Evan Pugh or Evan Crouch?

Before the summer of 2012 my legal name was Evan Pugh. I earned a PhD in Eric Small Tilton’s Terrestrial Hydrology Research Group at the University of Colorado Boulder while that was still my name. I also published the scientific papers included below under that name. When I married my wife, I took her last name and my legal name is now Evan Crouch.


Research Interests

I am currently a Research Associate (postdoctoral fellow) attached to the Aerospace Engineering Sciences department at the University of Colorado Boulder, though this is a nominal appointment (I’m a full time web developer). My graduate school research bridged the topics of hydrology and ecology and focuses on understanding the impact that vegetation has on the terrestrial water cycle and surface energy budget. Though my area of emphasis was forest hydrology, I strongly believe in interdisciplinary approaches to research and education.


Forest Water And Energy Budget Processes
Meteorologic and hydrologic processes in a snow dominated forest system. (Pugh & Gordon, 2013)


Refereed Publications

Trahan N.A., Dynes E.L., Pugh E.T., Moore D.J.P., and R.K. Monson. (2015) Changes in soil biogeochemistry following disturbance by girdling and mountain pine beetles in subalpine forests, Oecologia. doi: 10.1007/s00442-015-3227-4

Perrot D.O., Molotch N.P., Musselman K.N., and Pugh E.T. (2014), Modeling the effects of the Mountain Pine Beetle on snowmelt in a subalpine forest, Ecohydrology. 7: 226-241. doi: 10.1002/eco.1329

Buma B., Pugh E.T., and Wessman C.A. (2013), Effect of the current major insect outbreaks on decadal phenological and LAI trends in southern Rocky Mountain forests, International Journal of Remote Sensing 34: 7249–7274. doi: 10.1080/01431161.2013.817717
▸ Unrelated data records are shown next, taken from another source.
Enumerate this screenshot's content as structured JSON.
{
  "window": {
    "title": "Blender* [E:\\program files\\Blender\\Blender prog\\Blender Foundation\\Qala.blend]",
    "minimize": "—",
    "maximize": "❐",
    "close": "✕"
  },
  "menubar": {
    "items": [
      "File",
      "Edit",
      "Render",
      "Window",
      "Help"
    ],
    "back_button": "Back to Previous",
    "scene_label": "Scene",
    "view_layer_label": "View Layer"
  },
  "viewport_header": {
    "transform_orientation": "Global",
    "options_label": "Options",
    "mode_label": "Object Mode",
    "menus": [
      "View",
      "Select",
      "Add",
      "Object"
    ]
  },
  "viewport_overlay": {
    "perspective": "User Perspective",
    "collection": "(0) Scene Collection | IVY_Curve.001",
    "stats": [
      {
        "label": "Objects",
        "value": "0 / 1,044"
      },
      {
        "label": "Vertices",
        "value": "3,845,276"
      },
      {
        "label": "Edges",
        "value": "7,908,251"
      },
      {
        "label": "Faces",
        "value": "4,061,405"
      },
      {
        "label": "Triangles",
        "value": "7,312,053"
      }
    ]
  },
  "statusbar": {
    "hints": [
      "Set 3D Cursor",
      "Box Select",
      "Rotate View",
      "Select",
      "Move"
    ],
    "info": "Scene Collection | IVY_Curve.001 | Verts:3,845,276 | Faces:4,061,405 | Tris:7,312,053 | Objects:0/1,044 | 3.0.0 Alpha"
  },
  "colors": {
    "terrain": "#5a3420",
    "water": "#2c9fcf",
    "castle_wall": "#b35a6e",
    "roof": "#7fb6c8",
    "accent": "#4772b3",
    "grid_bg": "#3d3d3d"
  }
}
Pugh E.T. and Small E.E. (2013), The impact of beetle-induced conifer death on stand-scale canopy snow interception, Hydrology Research 44: 644-657. doi: doi:10.2166/nh.2013.097

Pugh E.T. and Gordon E.S. (2013), A conceptual model of water yield effects from beetle-induced tree death in snow-dominated lodgepole pine forests, Hydrological Processes 27: 2048–2060. doi: 10.1002/hyp.9312

Pugh E.T. and Small E.E. (2012), The impact of pine beetle infestation on snow accumulation and melt in the headwaters of the Colorado River, Ecohydrology 5: 467-477. doi: 10.1002/eco.239


Non-Refereed Publications

Gordon E.S., Pugh E.T., and B. Livneh (2014). Bark Beetles: Cause for Concern in Snowy Western Watersheds? Utility Intelligence & Infrastructure, March.


Science Links
LinkedIn Profile
ResearchGate Profile
Google Scholar Profile


Science Images


Hydrology research is conducted at a number of scales. Findings at one scale do not necessarily hold true at larger or smaller scales.
Hydrology research is conducted at a number of scales. Findings at one scale do not necessarily hold true at larger or smaller scales.


Forest Snow Accumulation
More snow accumulates in clearings than in forests, due to no canopy interception of snow. Less dense canopies (like Grey Phase dead trees) intercept less snow than dense canopies.


Forest Wind Speed
Forests slow wind speeds in the subcanopy. As trees die, wind speeds increase closer to the ground.